(Materials provided)

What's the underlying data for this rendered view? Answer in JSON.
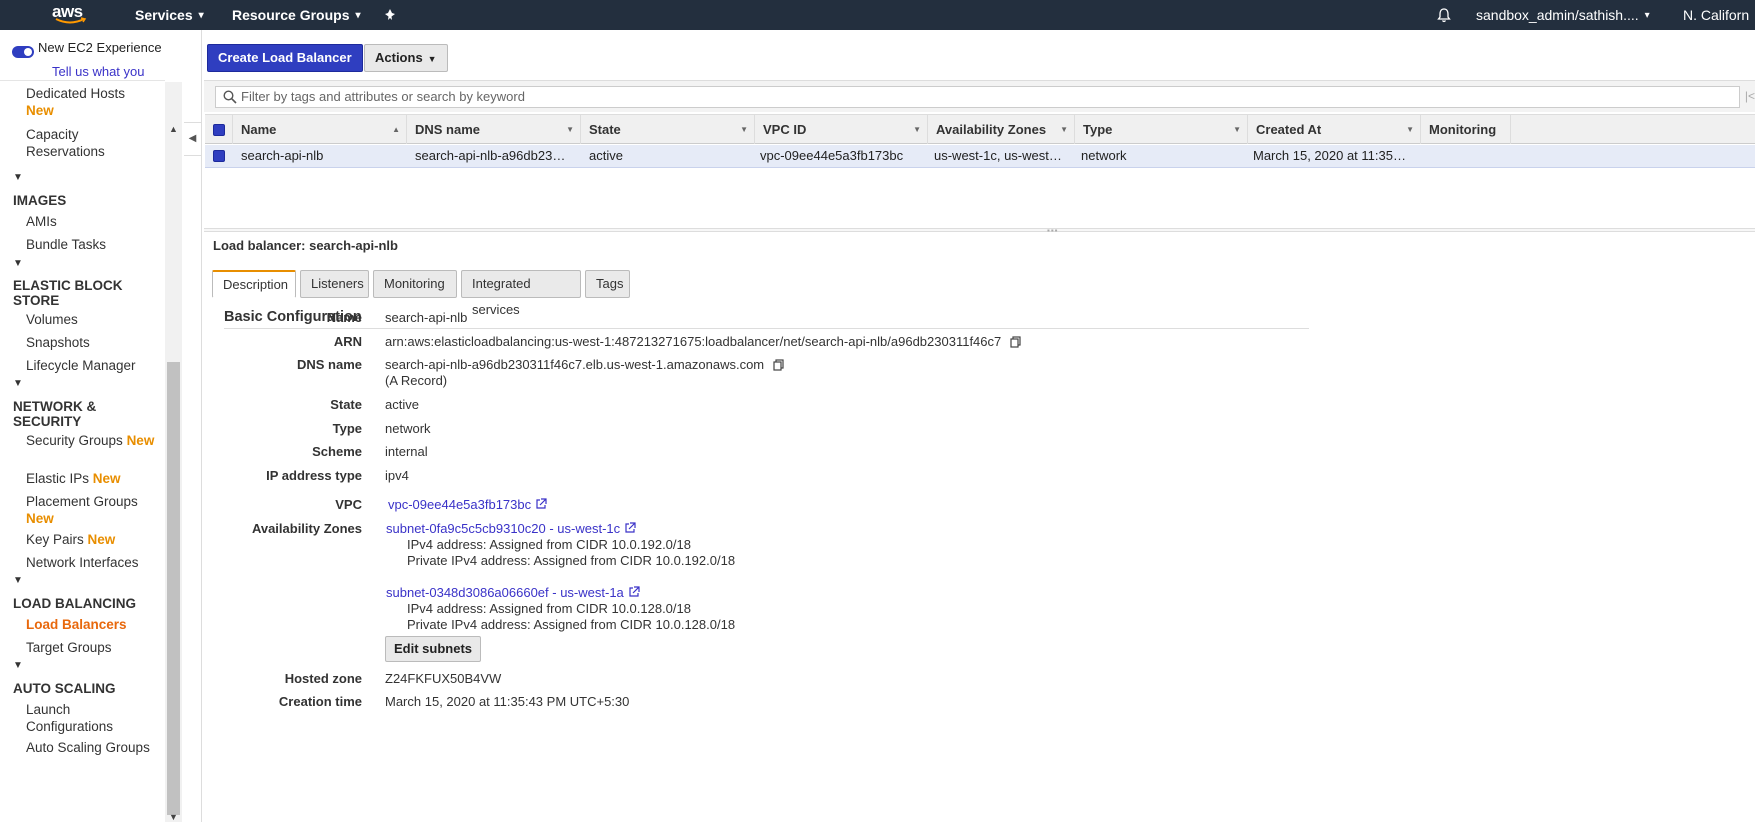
{
  "topbar": {
    "logo": "aws",
    "services": "Services",
    "resource_groups": "Resource Groups",
    "user": "sandbox_admin/sathish....",
    "region": "N. Californ"
  },
  "sidebar": {
    "toggle_label": "New EC2 Experience",
    "tell_us": "Tell us what you",
    "new_badge": "New",
    "items": {
      "dedicated_hosts": "Dedicated Hosts",
      "capacity_reservations": "Capacity Reservations",
      "images_head": "IMAGES",
      "amis": "AMIs",
      "bundle_tasks": "Bundle Tasks",
      "ebs_head": "ELASTIC BLOCK STORE",
      "volumes": "Volumes",
      "snapshots": "Snapshots",
      "lifecycle": "Lifecycle Manager",
      "netsec_head": "NETWORK & SECURITY",
      "security_groups": "Security Groups",
      "elastic_ips": "Elastic IPs",
      "placement_groups": "Placement Groups",
      "key_pairs": "Key Pairs",
      "network_interfaces": "Network Interfaces",
      "lb_head": "LOAD BALANCING",
      "load_balancers": "Load Balancers",
      "target_groups": "Target Groups",
      "as_head": "AUTO SCALING",
      "launch_configs": "Launch Configurations",
      "as_groups": "Auto Scaling Groups"
    }
  },
  "toolbar": {
    "create_label": "Create Load Balancer",
    "actions_label": "Actions"
  },
  "search": {
    "placeholder": "Filter by tags and attributes or search by keyword"
  },
  "table": {
    "headers": [
      "Name",
      "DNS name",
      "State",
      "VPC ID",
      "Availability Zones",
      "Type",
      "Created At",
      "Monitoring"
    ],
    "row": {
      "name": "search-api-nlb",
      "dns": "search-api-nlb-a96db23…",
      "state": "active",
      "vpc": "vpc-09ee44e5a3fb173bc",
      "azs": "us-west-1c, us-west…",
      "type": "network",
      "created": "March 15, 2020 at 11:35…",
      "monitoring": ""
    }
  },
  "detail": {
    "title_prefix": "Load balancer:",
    "title_name": "search-api-nlb",
    "tabs": [
      "Description",
      "Listeners",
      "Monitoring",
      "Integrated services",
      "Tags"
    ],
    "section": "Basic Configuration",
    "labels": {
      "name": "Name",
      "arn": "ARN",
      "dns": "DNS name",
      "state": "State",
      "type": "Type",
      "scheme": "Scheme",
      "ip_type": "IP address type",
      "vpc": "VPC",
      "azs": "Availability Zones",
      "hosted_zone": "Hosted zone",
      "creation_time": "Creation time"
    },
    "values": {
      "name": "search-api-nlb",
      "arn": "arn:aws:elasticloadbalancing:us-west-1:487213271675:loadbalancer/net/search-api-nlb/a96db230311f46c7",
      "dns": "search-api-nlb-a96db230311f46c7.elb.us-west-1.amazonaws.com",
      "dns_record": "(A Record)",
      "state": "active",
      "type": "network",
      "scheme": "internal",
      "ip_type": "ipv4",
      "vpc": "vpc-09ee44e5a3fb173bc",
      "subnet1": "subnet-0fa9c5c5cb9310c20 - us-west-1c",
      "subnet1_ipv4": "IPv4 address: Assigned from CIDR 10.0.192.0/18",
      "subnet1_private": "Private IPv4 address: Assigned from CIDR 10.0.192.0/18",
      "subnet2": "subnet-0348d3086a06660ef - us-west-1a",
      "subnet2_ipv4": "IPv4 address: Assigned from CIDR 10.0.128.0/18",
      "subnet2_private": "Private IPv4 address: Assigned from CIDR 10.0.128.0/18",
      "hosted_zone": "Z24FKFUX50B4VW",
      "creation_time": "March 15, 2020 at 11:35:43 PM UTC+5:30"
    },
    "edit_subnets": "Edit subnets"
  }
}
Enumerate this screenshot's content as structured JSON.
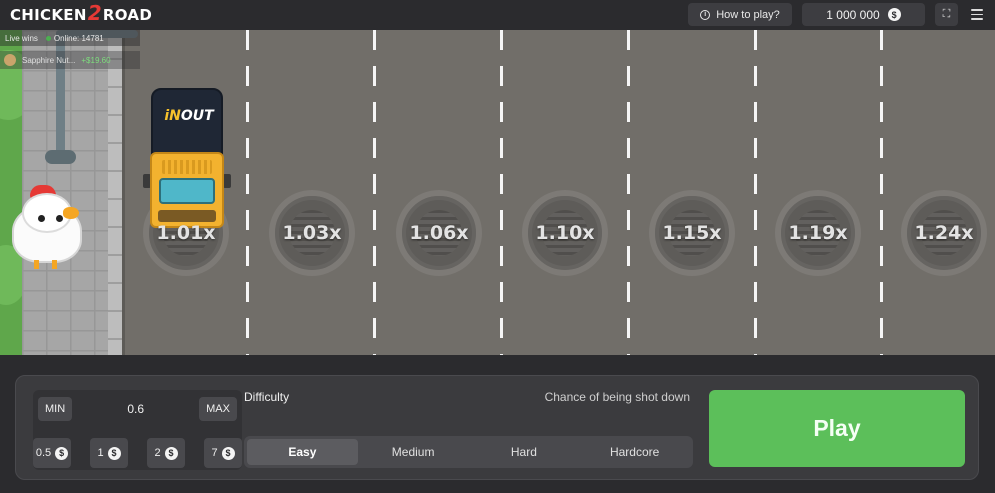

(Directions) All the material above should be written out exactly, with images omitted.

(Written reply)
What's the underlying data for this rendered view? Answer in JSON.
{
  "topbar": {
    "logo": "aws",
    "services": "Services",
    "resource_groups": "Resource Groups",
    "user": "sandbox_admin/sathish....",
    "region": "N. Californ"
  },
  "sidebar": {
    "toggle_label": "New EC2 Experience",
    "tell_us": "Tell us what you",
    "new_badge": "New",
    "items": {
      "dedicated_hosts": "Dedicated Hosts",
      "capacity_reservations": "Capacity Reservations",
      "images_head": "IMAGES",
      "amis": "AMIs",
      "bundle_tasks": "Bundle Tasks",
      "ebs_head": "ELASTIC BLOCK STORE",
      "volumes": "Volumes",
      "snapshots": "Snapshots",
      "lifecycle": "Lifecycle Manager",
      "netsec_head": "NETWORK & SECURITY",
      "security_groups": "Security Groups",
      "elastic_ips": "Elastic IPs",
      "placement_groups": "Placement Groups",
      "key_pairs": "Key Pairs",
      "network_interfaces": "Network Interfaces",
      "lb_head": "LOAD BALANCING",
      "load_balancers": "Load Balancers",
      "target_groups": "Target Groups",
      "as_head": "AUTO SCALING",
      "launch_configs": "Launch Configurations",
      "as_groups": "Auto Scaling Groups"
    }
  },
  "toolbar": {
    "create_label": "Create Load Balancer",
    "actions_label": "Actions"
  },
  "search": {
    "placeholder": "Filter by tags and attributes or search by keyword"
  },
  "table": {
    "headers": [
      "Name",
      "DNS name",
      "State",
      "VPC ID",
      "Availability Zones",
      "Type",
      "Created At",
      "Monitoring"
    ],
    "row": {
      "name": "search-api-nlb",
      "dns": "search-api-nlb-a96db23…",
      "state": "active",
      "vpc": "vpc-09ee44e5a3fb173bc",
      "azs": "us-west-1c, us-west…",
      "type": "network",
      "created": "March 15, 2020 at 11:35…",
      "monitoring": ""
    }
  },
  "detail": {
    "title_prefix": "Load balancer:",
    "title_name": "search-api-nlb",
    "tabs": [
      "Description",
      "Listeners",
      "Monitoring",
      "Integrated services",
      "Tags"
    ],
    "section": "Basic Configuration",
    "labels": {
      "name": "Name",
      "arn": "ARN",
      "dns": "DNS name",
      "state": "State",
      "type": "Type",
      "scheme": "Scheme",
      "ip_type": "IP address type",
      "vpc": "VPC",
      "azs": "Availability Zones",
      "hosted_zone": "Hosted zone",
      "creation_time": "Creation time"
    },
    "values": {
      "name": "search-api-nlb",
      "arn": "arn:aws:elasticloadbalancing:us-west-1:487213271675:loadbalancer/net/search-api-nlb/a96db230311f46c7",
      "dns": "search-api-nlb-a96db230311f46c7.elb.us-west-1.amazonaws.com",
      "dns_record": "(A Record)",
      "state": "active",
      "type": "network",
      "scheme": "internal",
      "ip_type": "ipv4",
      "vpc": "vpc-09ee44e5a3fb173bc",
      "subnet1": "subnet-0fa9c5c5cb9310c20 - us-west-1c",
      "subnet1_ipv4": "IPv4 address: Assigned from CIDR 10.0.192.0/18",
      "subnet1_private": "Private IPv4 address: Assigned from CIDR 10.0.192.0/18",
      "subnet2": "subnet-0348d3086a06660ef - us-west-1a",
      "subnet2_ipv4": "IPv4 address: Assigned from CIDR 10.0.128.0/18",
      "subnet2_private": "Private IPv4 address: Assigned from CIDR 10.0.128.0/18",
      "hosted_zone": "Z24FKFUX50B4VW",
      "creation_time": "March 15, 2020 at 11:35:43 PM UTC+5:30"
    },
    "edit_subnets": "Edit subnets"
  }
}
Enumerate this screenshot's content as structured JSON.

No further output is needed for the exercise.